-- Opening Marker --

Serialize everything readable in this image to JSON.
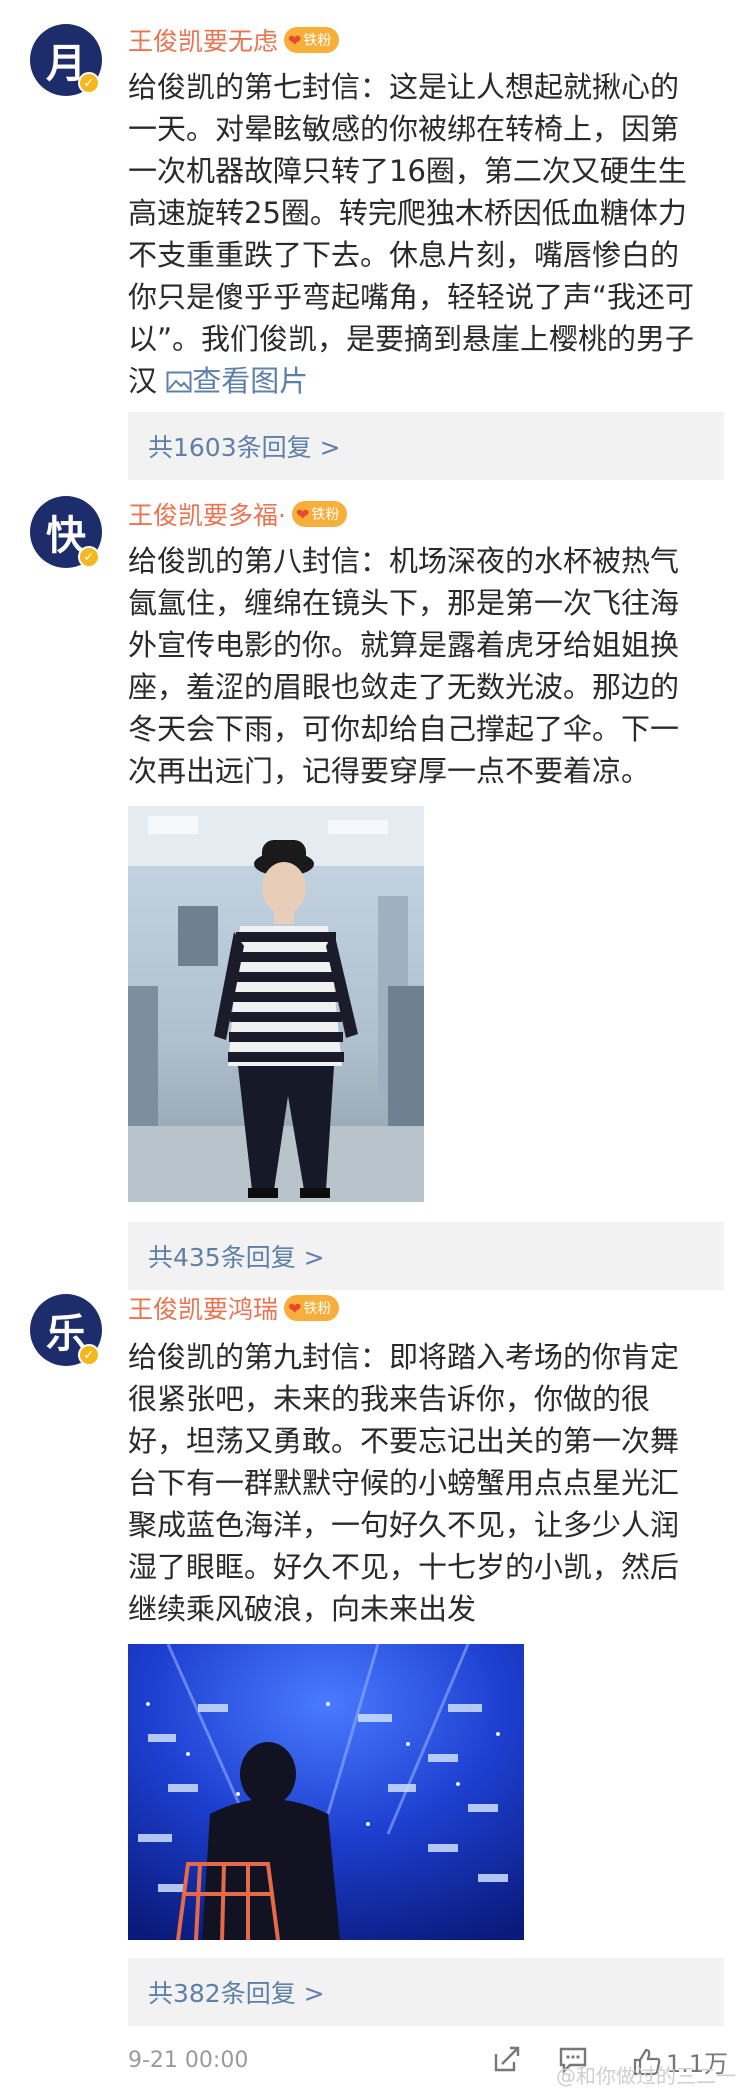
{
  "posts": [
    {
      "avatar_char": "月",
      "username": "王俊凯要无虑",
      "badge": "铁粉",
      "lines": [
        "给俊凯的第七封信：这是让人想起就揪心的",
        "一天。对晕眩敏感的你被绑在转椅上，因第",
        "一次机器故障只转了16圈，第二次又硬生生",
        "高速旋转25圈。转完爬独木桥因低血糖体力",
        "不支重重跌了下去。休息片刻，嘴唇惨白的",
        "你只是傻乎乎弯起嘴角，轻轻说了声“我还可",
        "以”。我们俊凯，是要摘到悬崖上樱桃的男子"
      ],
      "last_line": "汉",
      "view_pictures": "查看图片",
      "replies": "共1603条回复 >"
    },
    {
      "avatar_char": "快",
      "username": "王俊凯要多福·",
      "badge": "铁粉",
      "lines": [
        "给俊凯的第八封信：机场深夜的水杯被热气",
        "氤氲住，缠绵在镜头下，那是第一次飞往海",
        "外宣传电影的你。就算是露着虎牙给姐姐换",
        "座，羞涩的眉眼也敛走了无数光波。那边的",
        "冬天会下雨，可你却给自己撑起了伞。下一",
        "次再出远门，记得要穿厚一点不要着凉。"
      ],
      "replies": "共435条回复 >"
    },
    {
      "avatar_char": "乐",
      "username": "王俊凯要鸿瑞",
      "badge": "铁粉",
      "lines": [
        "给俊凯的第九封信：即将踏入考场的你肯定",
        "很紧张吧，未来的我来告诉你，你做的很",
        "好，坦荡又勇敢。不要忘记出关的第一次舞",
        "台下有一群默默守候的小螃蟹用点点星光汇",
        "聚成蓝色海洋，一句好久不见，让多少人润",
        "湿了眼眶。好久不见，十七岁的小凯，然后",
        "继续乘风破浪，向未来出发"
      ],
      "replies": "共382条回复 >"
    }
  ],
  "footer": {
    "timestamp": "9-21 00:00",
    "like_count": "1.1万",
    "watermark": "@和你做过的三二一"
  },
  "colors": {
    "username": "#eb7350",
    "link": "#5e80a8",
    "avatar_bg": "#1d2d6b",
    "badge_bg": "#f7ae3a",
    "reply_bg": "#f2f2f2"
  }
}
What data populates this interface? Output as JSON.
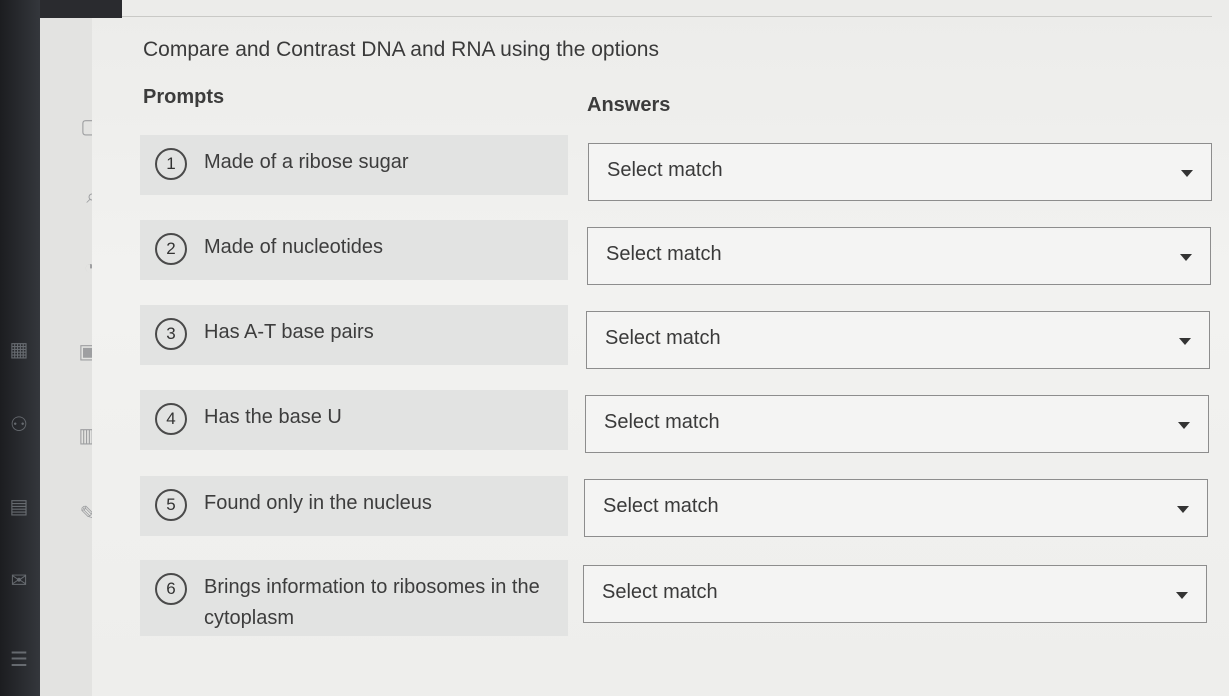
{
  "question": "Compare and Contrast DNA and RNA using the options",
  "headers": {
    "prompts": "Prompts",
    "answers": "Answers"
  },
  "prompts": [
    {
      "num": "1",
      "text": "Made of a ribose sugar"
    },
    {
      "num": "2",
      "text": "Made of nucleotides"
    },
    {
      "num": "3",
      "text": "Has A-T base pairs"
    },
    {
      "num": "4",
      "text": "Has the base U"
    },
    {
      "num": "5",
      "text": "Found only in the nucleus"
    },
    {
      "num": "6",
      "text": "Brings information to ribosomes in the cytoplasm"
    }
  ],
  "answers": [
    {
      "value": "Select match"
    },
    {
      "value": "Select match"
    },
    {
      "value": "Select match"
    },
    {
      "value": "Select match"
    },
    {
      "value": "Select match"
    },
    {
      "value": "Select match"
    }
  ]
}
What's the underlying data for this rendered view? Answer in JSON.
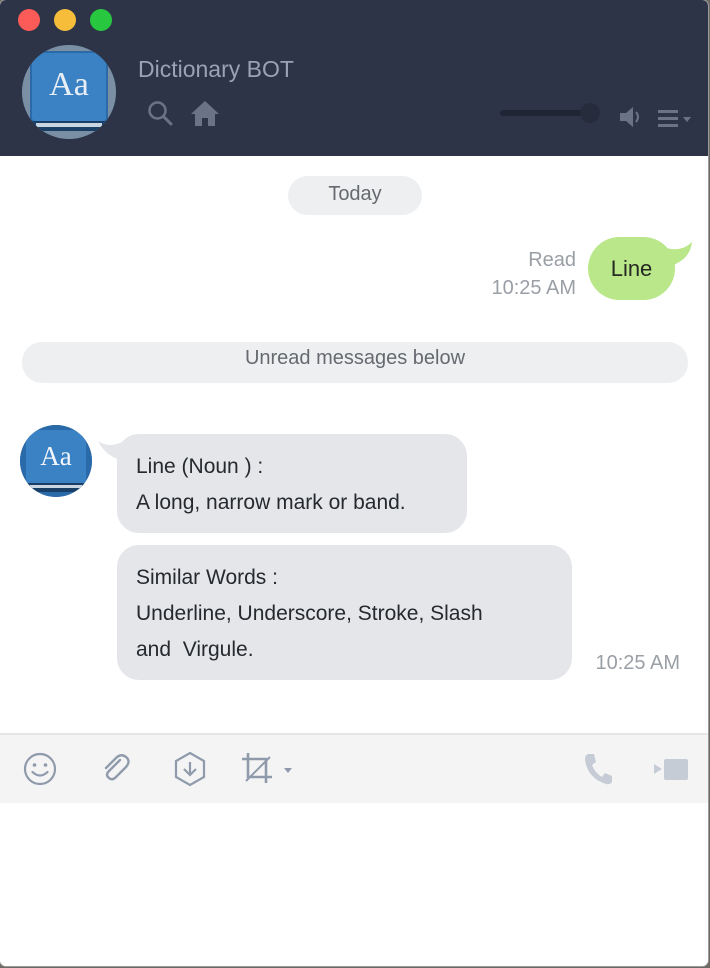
{
  "header": {
    "title": "Dictionary BOT",
    "avatar_text": "Aa",
    "icons": [
      "search-icon",
      "home-icon",
      "speaker-icon",
      "menu-icon"
    ],
    "volume_level": 0.83
  },
  "chat": {
    "date_divider": "Today",
    "outgoing": {
      "status": "Read",
      "time": "10:25 AM",
      "text": "Line"
    },
    "unread_divider": "Unread messages below",
    "incoming": [
      {
        "lines": [
          "Line (Noun ) :",
          "A long, narrow mark or band."
        ]
      },
      {
        "lines": [
          "Similar Words :",
          "Underline, Underscore, Stroke, Slash",
          "and  Virgule."
        ]
      }
    ],
    "incoming_time": "10:25 AM"
  },
  "toolbar": {
    "icons": [
      "emoji-icon",
      "attach-icon",
      "download-icon",
      "crop-icon",
      "call-icon",
      "video-call-icon"
    ]
  },
  "colors": {
    "header_bg": "#2d3447",
    "outgoing_bubble": "#b9e78a",
    "incoming_bubble": "#e4e6e9",
    "close": "#fc5b57",
    "minimize": "#f6bd3b",
    "maximize": "#27c840"
  }
}
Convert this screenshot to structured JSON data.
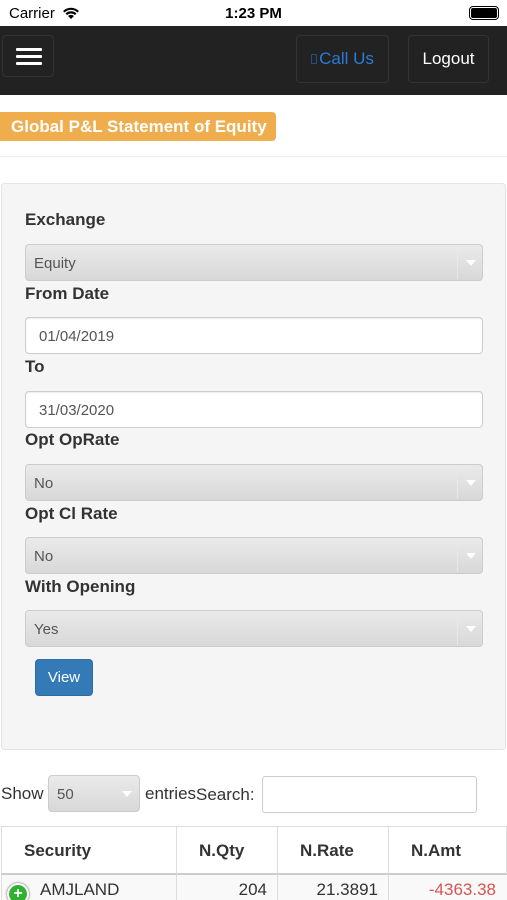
{
  "status_bar": {
    "carrier": "Carrier",
    "time": "1:23 PM"
  },
  "nav": {
    "call_label": "Call Us",
    "logout_label": "Logout"
  },
  "page_title": "Global P&L Statement of Equity",
  "form": {
    "exchange_label": "Exchange",
    "exchange_value": "Equity",
    "from_date_label": "From Date",
    "from_date_value": "01/04/2019",
    "to_label": "To",
    "to_value": "31/03/2020",
    "opt_oprate_label": "Opt OpRate",
    "opt_oprate_value": "No",
    "opt_clrate_label": "Opt Cl Rate",
    "opt_clrate_value": "No",
    "with_opening_label": "With Opening",
    "with_opening_value": "Yes",
    "view_label": "View"
  },
  "table_controls": {
    "show_label": "Show",
    "page_length": "50",
    "entries_label": "entries",
    "search_label": "Search:",
    "search_value": ""
  },
  "table": {
    "columns": [
      "Security",
      "N.Qty",
      "N.Rate",
      "N.Amt"
    ],
    "rows": [
      {
        "security": "AMJLAND",
        "nqty": "204",
        "nrate": "21.3891",
        "namt": "-4363.38"
      }
    ]
  },
  "colors": {
    "navbar": "#222222",
    "title_badge": "#f0ad4e",
    "primary_button": "#337ab7",
    "link": "#2a7bd6",
    "negative": "#d9534f"
  }
}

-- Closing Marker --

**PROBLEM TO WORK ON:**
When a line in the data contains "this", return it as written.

**EXERCISE ANSWER:**
Serialize everything readable in this image to JSON.
What data populates this interface? Output as JSON.
What's the underlying data for this rendered view? Answer in JSON.
Convert this screenshot to structured JSON data.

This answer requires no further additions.